The tiny former Soviet republic is preparing for three more months of instability ahead of new vote

Riot police block the entrance to the Government building in Chisinau, Moldova, 09 June 2019. EPA
Riot police block the entrance to the Government building in Chisinau, Moldova, 09 June 2019. EPA

Moldova slumped into political crisis this week after its top court sacked President Igor Dodon, raising the threat of violence on the streets of the tiny former Soviet republic.

Former prime minister Pavel Filip was appointed interim president on Sunday, and immediately called a snap election for September, spelling three more months of instability.

Moldovan politics has been stymied by deadlock since February, when Mr Dodon’s pro-Russia Socialist party won nationwide elections, but fell short of a majority.

Although the party agreed to form a coalition on Saturday with the third-place pro-Europe ACUM party – in order to keep tycoon Vladimir Plahotniuc and his Democratic Party out of power – the court ruled the Socialists had missed the June 7 deadline to form a government, and that Mr Dodon had neglected his duties by not calling fresh elections.

Mr Filip accused Mr Dodon of attempting a “coup”, as thousands of Mr Plahotniuc's supporters flooded the streets of the capital, Chisinau.

Meanwhile, Mr Dodon reacted with fury. “This is a desperate attempt to take advantage of the constitutional court in order to further usurp power,” he tweeted.

“The only way out is international and external mobilisation, pressure and firm resistance to the usurpers.”

Several parliamentarians in turn claimed Moldova’s fragile institutions had been “seized” by influential oligarchs.

“We call for calm and restraint.
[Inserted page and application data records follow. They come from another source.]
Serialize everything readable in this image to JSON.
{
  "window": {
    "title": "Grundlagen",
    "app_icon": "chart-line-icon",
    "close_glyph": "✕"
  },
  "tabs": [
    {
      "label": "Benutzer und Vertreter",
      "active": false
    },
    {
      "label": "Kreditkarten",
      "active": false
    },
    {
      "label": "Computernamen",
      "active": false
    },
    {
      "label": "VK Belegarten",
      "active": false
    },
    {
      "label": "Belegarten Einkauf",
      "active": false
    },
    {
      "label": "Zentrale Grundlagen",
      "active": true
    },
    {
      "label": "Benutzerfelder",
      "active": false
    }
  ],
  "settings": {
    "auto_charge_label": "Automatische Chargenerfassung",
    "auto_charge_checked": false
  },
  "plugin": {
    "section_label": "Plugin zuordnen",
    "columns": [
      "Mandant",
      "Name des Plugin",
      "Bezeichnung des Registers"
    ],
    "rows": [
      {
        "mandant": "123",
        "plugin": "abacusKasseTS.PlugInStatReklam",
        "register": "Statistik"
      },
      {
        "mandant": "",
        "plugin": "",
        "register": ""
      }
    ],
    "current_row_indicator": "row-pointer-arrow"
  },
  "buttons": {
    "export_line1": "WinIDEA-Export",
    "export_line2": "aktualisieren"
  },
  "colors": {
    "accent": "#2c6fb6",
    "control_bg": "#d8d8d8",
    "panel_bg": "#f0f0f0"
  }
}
All sides bear responsibility for a resolution to this constitutional crisis by peaceful means,” France, Germany, the United Kingdom, Poland and Sweden said in a joint statement on Monday.

Crises of these kind are common in Moldova, which lies between Romania and Ukraine, and whose 3.5 million-strong electorate is split between pro-Russia and pro-western factions.

It reflects the many challenges facing former Soviet republics, caught in a geopolitical chess match and dealing with separatist movements. (Also on Sunday, hundreds were arrested in the former Soviet republic of Kazakhstan, in protests over an election they claimed was rigged.)

Special recognition for Transnistria – a breakaway region in eastern Moldova – had reportedly become a bone of contention in fraught coalition talks. Both the Socialist and Democratic parties have accused each other of answering to the Kremlin.

Today, Moldova is a strategic partner of the European Union and Nato. The former struck a deal with Chisinau in 2014, and has flooded the country with aid.

“We call on all political forces in the country to exercise calm and restraint and resolve their differences through dialogue, in full respect of the rule of law,” read a statement from Nato, which sees Moldova as a crucial bulwark on Europe’s eastern flank. The EU also called for calm and dialogue.

Moldova, one of Europe’s poorest nations, has drawn a reputation for corruption and instability, while Europe has expressed concern about its failure to implement reforms.

A major corruption scandal in 2014, when at least $1 billion was stolen from three banks, further eroded trust among both Moldova’s population and the international community.

Updated: June 10, 2019 09:17 PM


Editor's Picks
Sign up to:

* Please select one

Most Read